(PROBLEM DESCRIPTION) Find every line in the data that contains the word "sách". Return each of those lines.

(DATA RECORDS)
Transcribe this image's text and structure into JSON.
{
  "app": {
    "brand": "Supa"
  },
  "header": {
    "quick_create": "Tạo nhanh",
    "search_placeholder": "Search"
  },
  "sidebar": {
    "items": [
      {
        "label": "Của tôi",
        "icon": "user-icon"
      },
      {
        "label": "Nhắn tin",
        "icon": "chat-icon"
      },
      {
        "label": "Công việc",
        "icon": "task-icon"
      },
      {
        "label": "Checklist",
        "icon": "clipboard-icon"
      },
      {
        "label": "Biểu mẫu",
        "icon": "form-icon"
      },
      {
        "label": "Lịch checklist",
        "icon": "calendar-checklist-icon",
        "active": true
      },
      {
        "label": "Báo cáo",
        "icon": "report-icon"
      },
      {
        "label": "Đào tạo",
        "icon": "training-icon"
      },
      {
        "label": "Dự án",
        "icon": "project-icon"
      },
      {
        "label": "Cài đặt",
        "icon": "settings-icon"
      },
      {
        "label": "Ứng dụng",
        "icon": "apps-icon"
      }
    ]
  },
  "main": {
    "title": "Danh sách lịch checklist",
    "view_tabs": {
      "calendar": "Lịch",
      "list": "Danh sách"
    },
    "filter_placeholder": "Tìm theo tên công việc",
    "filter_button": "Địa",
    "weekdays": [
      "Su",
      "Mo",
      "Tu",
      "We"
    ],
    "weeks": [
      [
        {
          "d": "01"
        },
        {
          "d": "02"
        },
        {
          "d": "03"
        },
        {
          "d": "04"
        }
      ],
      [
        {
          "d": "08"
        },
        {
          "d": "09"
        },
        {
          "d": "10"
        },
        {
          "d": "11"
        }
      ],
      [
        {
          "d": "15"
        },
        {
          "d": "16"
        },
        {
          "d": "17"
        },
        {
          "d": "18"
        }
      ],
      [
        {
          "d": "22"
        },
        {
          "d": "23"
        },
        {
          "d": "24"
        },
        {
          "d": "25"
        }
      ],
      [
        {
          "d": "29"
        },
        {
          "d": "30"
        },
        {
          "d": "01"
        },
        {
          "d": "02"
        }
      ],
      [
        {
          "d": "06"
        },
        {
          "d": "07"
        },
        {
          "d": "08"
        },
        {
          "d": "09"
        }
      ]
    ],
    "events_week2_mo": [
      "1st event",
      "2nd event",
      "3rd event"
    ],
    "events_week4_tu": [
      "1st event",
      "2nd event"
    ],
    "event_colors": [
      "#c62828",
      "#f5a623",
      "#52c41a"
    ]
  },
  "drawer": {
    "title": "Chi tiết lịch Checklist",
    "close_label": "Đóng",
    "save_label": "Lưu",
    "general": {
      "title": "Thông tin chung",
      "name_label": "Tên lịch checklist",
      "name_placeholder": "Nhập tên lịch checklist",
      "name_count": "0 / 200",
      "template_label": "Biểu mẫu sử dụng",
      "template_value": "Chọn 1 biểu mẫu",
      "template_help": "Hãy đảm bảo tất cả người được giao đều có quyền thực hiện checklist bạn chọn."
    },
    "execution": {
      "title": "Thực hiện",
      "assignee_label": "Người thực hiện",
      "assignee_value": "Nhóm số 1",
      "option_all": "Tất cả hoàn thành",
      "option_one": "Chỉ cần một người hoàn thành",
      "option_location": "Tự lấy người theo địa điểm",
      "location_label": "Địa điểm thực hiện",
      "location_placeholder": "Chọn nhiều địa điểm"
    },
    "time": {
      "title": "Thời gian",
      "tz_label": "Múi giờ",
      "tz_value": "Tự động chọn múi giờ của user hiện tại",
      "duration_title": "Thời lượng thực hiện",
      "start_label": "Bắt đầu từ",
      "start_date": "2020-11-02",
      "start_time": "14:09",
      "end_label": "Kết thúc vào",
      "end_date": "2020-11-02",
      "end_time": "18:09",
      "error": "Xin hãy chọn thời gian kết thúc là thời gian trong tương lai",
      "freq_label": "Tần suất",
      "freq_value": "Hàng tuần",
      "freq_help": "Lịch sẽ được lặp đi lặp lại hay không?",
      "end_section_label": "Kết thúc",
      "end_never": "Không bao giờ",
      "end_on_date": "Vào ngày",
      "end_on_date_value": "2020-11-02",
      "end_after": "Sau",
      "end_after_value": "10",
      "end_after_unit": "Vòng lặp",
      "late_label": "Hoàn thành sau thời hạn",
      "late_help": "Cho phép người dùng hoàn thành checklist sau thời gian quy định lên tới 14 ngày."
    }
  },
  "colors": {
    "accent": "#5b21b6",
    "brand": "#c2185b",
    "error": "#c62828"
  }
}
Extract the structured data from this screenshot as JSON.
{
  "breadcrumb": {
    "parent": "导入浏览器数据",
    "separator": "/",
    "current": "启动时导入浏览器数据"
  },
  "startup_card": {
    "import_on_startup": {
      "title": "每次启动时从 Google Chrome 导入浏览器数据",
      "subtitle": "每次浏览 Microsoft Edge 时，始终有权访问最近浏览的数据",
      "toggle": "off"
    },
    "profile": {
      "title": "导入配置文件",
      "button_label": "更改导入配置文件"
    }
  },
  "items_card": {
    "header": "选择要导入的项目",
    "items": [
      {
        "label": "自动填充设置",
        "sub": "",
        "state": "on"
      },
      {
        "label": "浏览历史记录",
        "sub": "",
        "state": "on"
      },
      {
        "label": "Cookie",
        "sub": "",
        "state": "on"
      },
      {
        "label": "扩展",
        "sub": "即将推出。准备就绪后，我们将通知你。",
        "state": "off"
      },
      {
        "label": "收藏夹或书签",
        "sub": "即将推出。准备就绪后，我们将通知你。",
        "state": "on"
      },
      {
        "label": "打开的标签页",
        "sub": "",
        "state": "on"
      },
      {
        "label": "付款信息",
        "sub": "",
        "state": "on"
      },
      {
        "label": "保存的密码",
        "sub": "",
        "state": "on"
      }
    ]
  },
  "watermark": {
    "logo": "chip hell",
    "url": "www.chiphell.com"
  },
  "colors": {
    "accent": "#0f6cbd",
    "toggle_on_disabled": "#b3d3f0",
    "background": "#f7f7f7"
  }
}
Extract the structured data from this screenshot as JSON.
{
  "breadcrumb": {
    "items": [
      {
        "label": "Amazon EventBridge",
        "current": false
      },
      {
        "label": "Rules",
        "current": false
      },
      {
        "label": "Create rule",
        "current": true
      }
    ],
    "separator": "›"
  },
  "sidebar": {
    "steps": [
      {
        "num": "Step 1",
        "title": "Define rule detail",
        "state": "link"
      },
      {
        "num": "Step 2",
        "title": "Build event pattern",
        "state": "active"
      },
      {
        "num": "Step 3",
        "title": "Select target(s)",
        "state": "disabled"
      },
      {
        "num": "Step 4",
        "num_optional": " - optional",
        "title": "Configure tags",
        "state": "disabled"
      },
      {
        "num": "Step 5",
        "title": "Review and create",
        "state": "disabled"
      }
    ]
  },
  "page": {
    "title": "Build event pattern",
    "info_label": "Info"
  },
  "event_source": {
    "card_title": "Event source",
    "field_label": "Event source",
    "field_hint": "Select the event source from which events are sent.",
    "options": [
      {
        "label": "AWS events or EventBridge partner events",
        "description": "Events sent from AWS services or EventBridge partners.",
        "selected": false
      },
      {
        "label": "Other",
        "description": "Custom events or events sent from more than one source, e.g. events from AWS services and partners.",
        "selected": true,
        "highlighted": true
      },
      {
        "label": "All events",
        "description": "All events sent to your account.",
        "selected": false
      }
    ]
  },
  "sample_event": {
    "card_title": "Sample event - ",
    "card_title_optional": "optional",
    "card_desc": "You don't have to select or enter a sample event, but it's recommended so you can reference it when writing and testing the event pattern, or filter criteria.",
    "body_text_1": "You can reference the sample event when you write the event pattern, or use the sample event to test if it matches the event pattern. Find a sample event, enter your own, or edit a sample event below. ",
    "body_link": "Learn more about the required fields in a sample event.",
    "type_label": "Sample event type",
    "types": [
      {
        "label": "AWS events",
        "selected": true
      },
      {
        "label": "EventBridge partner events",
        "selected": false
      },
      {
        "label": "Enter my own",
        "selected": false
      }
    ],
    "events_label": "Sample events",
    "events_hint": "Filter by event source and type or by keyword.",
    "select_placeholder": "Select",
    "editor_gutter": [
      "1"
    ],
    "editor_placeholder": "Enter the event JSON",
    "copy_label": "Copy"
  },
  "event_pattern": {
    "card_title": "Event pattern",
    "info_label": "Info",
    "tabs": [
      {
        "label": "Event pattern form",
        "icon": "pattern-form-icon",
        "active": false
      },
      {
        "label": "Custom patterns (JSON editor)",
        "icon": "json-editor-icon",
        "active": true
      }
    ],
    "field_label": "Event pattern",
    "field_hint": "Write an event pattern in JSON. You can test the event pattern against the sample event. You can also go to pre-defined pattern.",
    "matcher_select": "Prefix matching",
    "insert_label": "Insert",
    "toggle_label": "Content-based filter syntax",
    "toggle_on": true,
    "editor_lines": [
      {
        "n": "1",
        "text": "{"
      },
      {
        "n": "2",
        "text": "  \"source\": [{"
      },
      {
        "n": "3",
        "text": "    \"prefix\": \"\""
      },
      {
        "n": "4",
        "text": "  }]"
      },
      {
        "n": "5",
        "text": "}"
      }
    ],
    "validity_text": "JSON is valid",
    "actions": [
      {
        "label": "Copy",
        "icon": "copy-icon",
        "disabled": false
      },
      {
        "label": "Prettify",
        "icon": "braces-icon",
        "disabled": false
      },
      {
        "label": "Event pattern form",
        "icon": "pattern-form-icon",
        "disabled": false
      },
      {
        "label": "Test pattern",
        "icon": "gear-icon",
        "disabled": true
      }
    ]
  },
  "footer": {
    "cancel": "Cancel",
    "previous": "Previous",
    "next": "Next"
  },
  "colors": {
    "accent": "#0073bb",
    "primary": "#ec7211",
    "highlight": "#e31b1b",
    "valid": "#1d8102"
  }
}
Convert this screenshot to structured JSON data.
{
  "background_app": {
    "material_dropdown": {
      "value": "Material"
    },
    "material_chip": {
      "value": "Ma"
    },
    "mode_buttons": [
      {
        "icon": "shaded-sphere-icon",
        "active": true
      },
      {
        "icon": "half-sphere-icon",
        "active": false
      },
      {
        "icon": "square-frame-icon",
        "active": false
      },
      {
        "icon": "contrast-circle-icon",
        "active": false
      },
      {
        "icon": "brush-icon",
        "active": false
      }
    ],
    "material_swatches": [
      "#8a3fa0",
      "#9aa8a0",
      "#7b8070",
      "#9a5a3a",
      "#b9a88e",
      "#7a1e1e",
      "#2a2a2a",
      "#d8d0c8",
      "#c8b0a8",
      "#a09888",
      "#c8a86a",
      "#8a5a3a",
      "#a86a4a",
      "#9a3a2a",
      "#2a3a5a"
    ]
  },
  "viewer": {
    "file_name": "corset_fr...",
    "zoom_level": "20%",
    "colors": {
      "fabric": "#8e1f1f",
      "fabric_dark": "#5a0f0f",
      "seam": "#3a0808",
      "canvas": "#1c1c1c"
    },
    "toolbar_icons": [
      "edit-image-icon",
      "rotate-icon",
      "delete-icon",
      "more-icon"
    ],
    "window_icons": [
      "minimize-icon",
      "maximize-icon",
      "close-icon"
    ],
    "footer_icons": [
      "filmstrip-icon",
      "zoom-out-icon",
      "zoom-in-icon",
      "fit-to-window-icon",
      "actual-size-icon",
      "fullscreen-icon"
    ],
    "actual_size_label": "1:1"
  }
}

(EXERCISE SOLUTION)
    "title": "Danh sách lịch checklist",
      "list": "Danh sách"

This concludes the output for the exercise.